The Federal Government appointed Mrs. Winifred Oyo-Ita as acting Head of the Federal Civil Service recently. She succeeded Mr. Danladi Kifasi, who is now on retirement leave. The choice of Oyo-Ita, who is 51, suggests a recognition of the need to have younger persons occupying this office, to make for tenure longevity before the mandatory retirement of 60. Some of the past occupants of the office were older and spent only a few years in office before they retired.
We congratulate the new Head of Service on this significant achievement. She is one of the few women who have been appointed into this government and we encourage her to discharge her responsibilities in a way that will justify the confidence reposed in her President Muhammadu Buhari.
We encourage her to have the entire nation as her constituency and do her best to align the civil service with the change mantra of the Buhari administration and deliver on the huge expectations of the people. The civil service is the engine room of any government. It, to a large extent, determines the success or failure of governments.
We, therefore, ask the new head of service to do all she can to re-orientate the civil service towards good service delivery. When Nigerians complain about the slow pace of governance and poor service delivery by our leaders, civil servants are often seen as a huge part of the problem on account of their attitude to work
Oyo-Ita will, therefore, need to instill a new culture of discipline and respect for timeliness in the service. She must not let the president and the nation down. She will, no doubt, need the cooperation of the entire civil service, especially the heads of the various ministries, departments and agencies (MDAs) of government, whose productivity will bear directly on her performance.
The civil service in Nigeria, it must be stated, has an illustrious past, especially in the days of regional governments and the period leading up to independence. The downturn in its performance is widely believed to have set in with the drastic and impulsive reforms undertaken by the Murtala Muhammed administration. His massive purge of the civil service saw a huge drop in morale in the service, resulting in declining productivity and poor motivation. The age-long confidence in the security of service was destroyed and the people no longer saw the public service as a secure career option, thus leading to distractions and efforts to exploit the system to provide for possible unplanned exit. The civil service is yet to recover from that experience.

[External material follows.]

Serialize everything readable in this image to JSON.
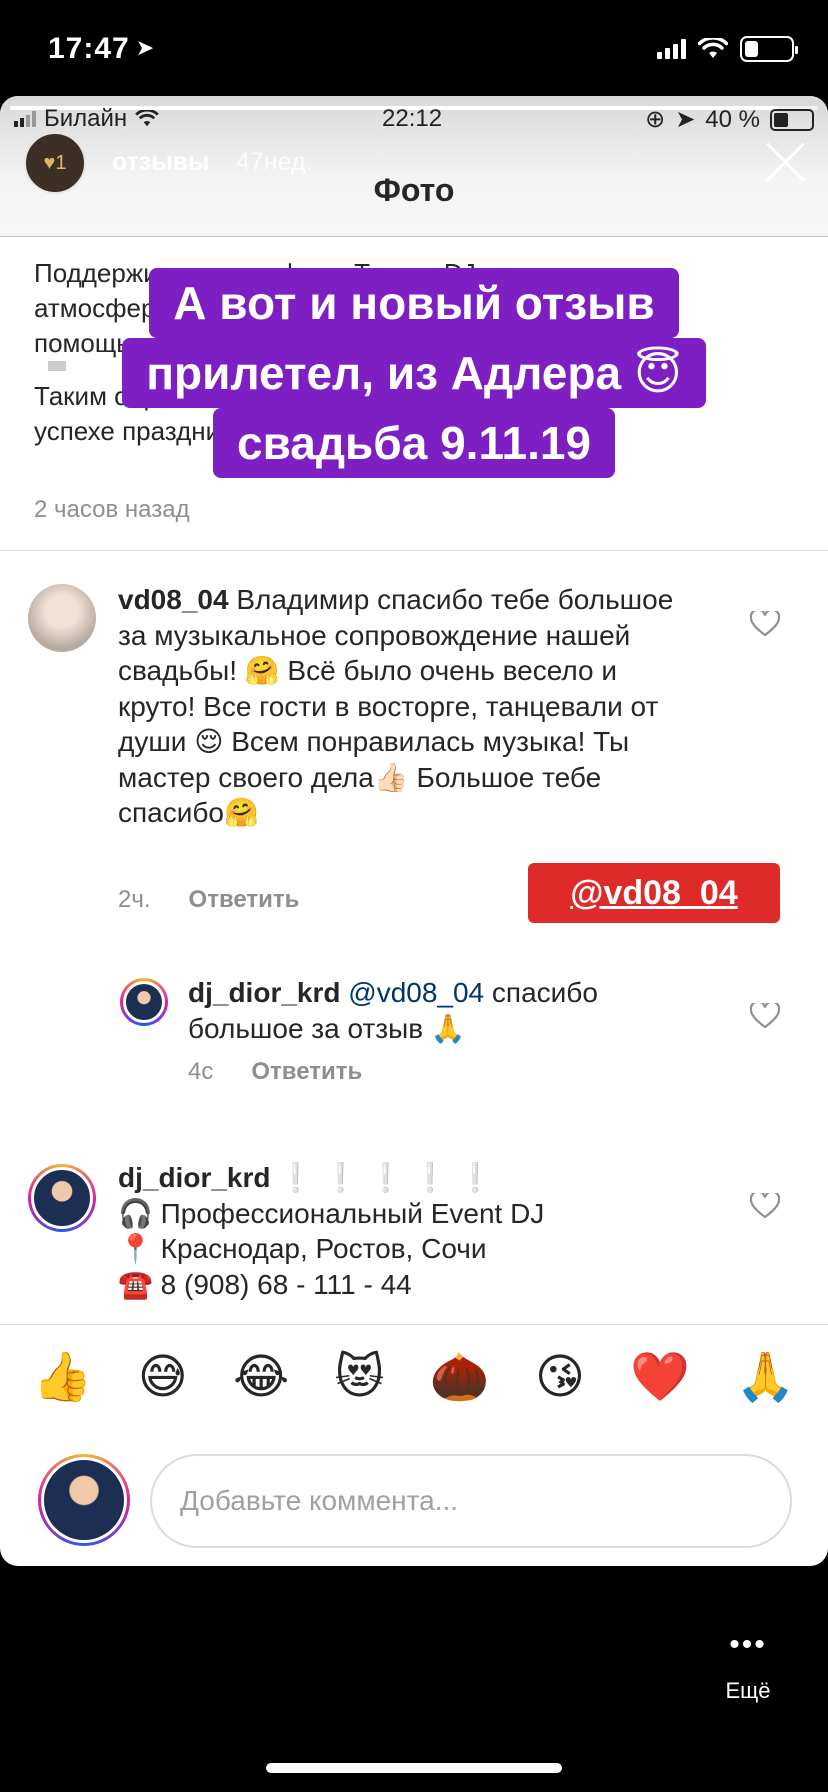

Efforts have, however, been made since then to restore confidence in the public service by successive governments which realised its importance to the nation’s survival and well-being. Building a vibrant, restructured and result-oriented public service from the old, inefficient and corrupt one has been a headache for many civil service reform panels set up over the years. We have also more recently had the Steven Oronsaye panel on the reform of the public service, whose report has become a subject of debates on account of the apparent lack of will to implement it.
The government needs to find the will to reform the civil service, if it must deliver on its promises to Nigerians. The civil service, as currently constituted, is too inefficient, corrupt and unwieldy to deliver on the change agenda. The bad eggs in the service must be identified and pushed out. Our civil service must be made more productive.
This is the critical job before the new head of service and the Federal Government. Oyo-Ita will need to
Culled from: http://sunnewsonline.com/new/tasks-before-the-new-head-of-service/